[TASK DIRECTIONS] Wherever the word "name" shows up in the data, report the line it sits in.

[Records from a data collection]
● ● ● ●

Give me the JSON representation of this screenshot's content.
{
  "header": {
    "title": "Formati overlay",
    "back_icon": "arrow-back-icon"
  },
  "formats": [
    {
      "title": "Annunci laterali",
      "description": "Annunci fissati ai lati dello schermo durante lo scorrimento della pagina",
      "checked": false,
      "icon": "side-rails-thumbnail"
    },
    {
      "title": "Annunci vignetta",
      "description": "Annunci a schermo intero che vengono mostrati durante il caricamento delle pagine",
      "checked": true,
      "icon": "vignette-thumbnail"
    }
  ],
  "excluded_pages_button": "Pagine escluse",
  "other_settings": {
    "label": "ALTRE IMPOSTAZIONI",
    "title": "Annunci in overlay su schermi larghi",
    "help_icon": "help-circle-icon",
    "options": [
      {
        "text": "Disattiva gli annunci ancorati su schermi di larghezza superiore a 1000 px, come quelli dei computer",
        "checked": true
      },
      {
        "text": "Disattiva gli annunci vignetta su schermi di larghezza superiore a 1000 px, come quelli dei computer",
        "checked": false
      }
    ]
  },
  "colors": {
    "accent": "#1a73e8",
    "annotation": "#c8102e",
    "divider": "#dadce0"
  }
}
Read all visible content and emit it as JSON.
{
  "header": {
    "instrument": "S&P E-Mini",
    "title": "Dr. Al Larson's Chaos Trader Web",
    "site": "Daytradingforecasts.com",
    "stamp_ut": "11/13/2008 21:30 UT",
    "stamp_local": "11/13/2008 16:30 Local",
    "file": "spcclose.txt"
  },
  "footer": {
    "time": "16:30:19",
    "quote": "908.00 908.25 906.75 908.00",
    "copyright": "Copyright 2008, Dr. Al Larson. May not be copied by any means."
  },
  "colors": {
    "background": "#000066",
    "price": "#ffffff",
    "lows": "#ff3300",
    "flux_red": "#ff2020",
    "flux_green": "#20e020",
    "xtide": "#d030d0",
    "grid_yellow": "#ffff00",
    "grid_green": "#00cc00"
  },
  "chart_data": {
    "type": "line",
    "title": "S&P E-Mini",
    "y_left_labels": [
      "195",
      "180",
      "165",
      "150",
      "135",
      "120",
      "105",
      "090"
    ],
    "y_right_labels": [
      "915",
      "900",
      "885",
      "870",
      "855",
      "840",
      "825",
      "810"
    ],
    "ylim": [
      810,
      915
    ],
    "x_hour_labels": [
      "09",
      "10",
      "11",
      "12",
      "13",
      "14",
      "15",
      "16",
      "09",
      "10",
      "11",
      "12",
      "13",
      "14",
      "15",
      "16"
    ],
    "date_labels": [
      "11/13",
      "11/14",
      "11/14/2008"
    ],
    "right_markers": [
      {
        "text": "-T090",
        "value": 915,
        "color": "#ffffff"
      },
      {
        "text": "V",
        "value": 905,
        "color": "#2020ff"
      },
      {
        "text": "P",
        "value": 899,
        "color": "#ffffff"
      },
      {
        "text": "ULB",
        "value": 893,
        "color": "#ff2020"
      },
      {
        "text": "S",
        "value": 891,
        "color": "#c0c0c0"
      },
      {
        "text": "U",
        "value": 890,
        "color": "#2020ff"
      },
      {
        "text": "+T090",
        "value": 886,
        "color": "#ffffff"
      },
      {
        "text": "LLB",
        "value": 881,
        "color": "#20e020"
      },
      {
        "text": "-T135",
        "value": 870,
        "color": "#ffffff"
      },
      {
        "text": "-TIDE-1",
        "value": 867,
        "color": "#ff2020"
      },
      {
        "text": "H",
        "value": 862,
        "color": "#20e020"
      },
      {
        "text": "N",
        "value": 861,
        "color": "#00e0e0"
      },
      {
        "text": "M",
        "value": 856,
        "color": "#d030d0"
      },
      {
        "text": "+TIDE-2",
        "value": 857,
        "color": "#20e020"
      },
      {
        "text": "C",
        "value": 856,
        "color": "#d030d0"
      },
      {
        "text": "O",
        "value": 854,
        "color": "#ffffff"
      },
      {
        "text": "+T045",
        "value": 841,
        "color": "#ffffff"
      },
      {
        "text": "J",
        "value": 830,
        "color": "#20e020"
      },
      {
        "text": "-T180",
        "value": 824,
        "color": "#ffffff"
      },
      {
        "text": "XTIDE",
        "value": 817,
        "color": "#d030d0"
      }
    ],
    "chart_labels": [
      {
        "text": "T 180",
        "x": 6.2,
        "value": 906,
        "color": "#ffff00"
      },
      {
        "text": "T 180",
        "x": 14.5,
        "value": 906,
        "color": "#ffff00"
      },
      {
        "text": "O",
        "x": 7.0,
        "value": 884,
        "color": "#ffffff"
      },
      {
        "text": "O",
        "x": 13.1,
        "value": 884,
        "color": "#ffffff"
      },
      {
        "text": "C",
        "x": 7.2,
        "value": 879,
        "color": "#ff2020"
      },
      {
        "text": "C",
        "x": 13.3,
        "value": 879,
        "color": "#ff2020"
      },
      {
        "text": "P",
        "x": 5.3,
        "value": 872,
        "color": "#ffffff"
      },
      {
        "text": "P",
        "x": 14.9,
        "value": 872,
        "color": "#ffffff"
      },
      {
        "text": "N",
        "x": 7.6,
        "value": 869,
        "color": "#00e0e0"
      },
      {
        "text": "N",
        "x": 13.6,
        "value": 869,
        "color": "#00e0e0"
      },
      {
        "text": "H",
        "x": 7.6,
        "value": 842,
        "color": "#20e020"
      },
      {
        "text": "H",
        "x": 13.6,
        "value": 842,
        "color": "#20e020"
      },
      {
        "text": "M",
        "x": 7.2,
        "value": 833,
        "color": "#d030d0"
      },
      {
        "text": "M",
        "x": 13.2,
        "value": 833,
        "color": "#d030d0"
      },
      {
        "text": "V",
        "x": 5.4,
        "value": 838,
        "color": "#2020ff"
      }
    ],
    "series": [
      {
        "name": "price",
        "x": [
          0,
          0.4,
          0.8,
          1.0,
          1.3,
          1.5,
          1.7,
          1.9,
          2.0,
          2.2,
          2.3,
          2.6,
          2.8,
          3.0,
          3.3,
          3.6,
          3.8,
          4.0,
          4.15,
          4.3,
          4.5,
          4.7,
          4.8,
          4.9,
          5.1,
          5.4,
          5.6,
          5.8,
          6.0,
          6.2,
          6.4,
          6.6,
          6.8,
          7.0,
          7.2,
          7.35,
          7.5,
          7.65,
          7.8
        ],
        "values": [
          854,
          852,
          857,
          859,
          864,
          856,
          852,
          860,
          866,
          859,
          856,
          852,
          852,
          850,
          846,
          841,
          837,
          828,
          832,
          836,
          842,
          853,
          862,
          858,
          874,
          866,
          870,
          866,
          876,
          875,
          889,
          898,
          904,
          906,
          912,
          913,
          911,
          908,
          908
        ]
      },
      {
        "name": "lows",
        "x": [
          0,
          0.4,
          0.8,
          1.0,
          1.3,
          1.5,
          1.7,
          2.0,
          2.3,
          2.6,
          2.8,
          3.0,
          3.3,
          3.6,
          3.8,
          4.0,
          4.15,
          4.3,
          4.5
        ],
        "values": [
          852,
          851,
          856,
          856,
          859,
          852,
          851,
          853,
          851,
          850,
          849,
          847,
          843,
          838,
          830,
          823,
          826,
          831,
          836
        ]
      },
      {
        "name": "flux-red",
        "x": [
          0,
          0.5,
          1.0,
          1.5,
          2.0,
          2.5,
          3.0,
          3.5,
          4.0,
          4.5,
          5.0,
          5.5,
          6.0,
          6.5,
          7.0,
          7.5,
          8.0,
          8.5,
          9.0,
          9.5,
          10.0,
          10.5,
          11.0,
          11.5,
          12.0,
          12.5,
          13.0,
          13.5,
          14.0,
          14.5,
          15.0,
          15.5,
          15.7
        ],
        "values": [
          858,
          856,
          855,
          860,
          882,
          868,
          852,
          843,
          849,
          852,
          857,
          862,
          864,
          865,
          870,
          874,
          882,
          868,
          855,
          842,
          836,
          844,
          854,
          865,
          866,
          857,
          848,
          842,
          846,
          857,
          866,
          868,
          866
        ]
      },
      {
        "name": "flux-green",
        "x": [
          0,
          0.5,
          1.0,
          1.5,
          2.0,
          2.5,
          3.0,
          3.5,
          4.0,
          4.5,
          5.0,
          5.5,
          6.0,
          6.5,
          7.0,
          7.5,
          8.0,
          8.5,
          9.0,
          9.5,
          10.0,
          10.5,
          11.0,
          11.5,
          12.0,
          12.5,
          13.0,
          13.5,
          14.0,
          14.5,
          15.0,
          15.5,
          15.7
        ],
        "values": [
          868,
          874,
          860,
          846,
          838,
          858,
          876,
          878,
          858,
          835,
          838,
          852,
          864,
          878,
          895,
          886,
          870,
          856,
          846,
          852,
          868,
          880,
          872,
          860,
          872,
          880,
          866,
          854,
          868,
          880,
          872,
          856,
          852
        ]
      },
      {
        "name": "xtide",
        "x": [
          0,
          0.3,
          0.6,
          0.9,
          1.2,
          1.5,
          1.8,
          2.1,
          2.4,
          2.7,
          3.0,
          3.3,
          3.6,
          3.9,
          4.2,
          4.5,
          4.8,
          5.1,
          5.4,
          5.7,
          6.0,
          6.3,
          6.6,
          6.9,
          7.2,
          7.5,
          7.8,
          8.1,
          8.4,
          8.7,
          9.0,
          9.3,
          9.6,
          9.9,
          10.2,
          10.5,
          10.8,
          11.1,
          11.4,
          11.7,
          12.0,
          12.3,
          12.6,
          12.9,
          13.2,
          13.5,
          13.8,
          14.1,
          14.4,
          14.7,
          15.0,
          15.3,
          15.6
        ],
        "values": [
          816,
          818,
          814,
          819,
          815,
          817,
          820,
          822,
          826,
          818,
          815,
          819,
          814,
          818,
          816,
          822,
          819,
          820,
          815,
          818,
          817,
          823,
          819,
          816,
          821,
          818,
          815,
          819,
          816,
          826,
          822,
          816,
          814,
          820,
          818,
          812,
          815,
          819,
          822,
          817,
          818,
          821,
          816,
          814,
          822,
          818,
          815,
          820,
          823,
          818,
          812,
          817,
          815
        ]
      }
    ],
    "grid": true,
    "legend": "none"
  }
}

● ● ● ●

[ANSWER TO THE PROBLEM]
        "name": "price",
        "name": "lows",
        "name": "flux-red",
        "name": "flux-green",
        "name": "xtide",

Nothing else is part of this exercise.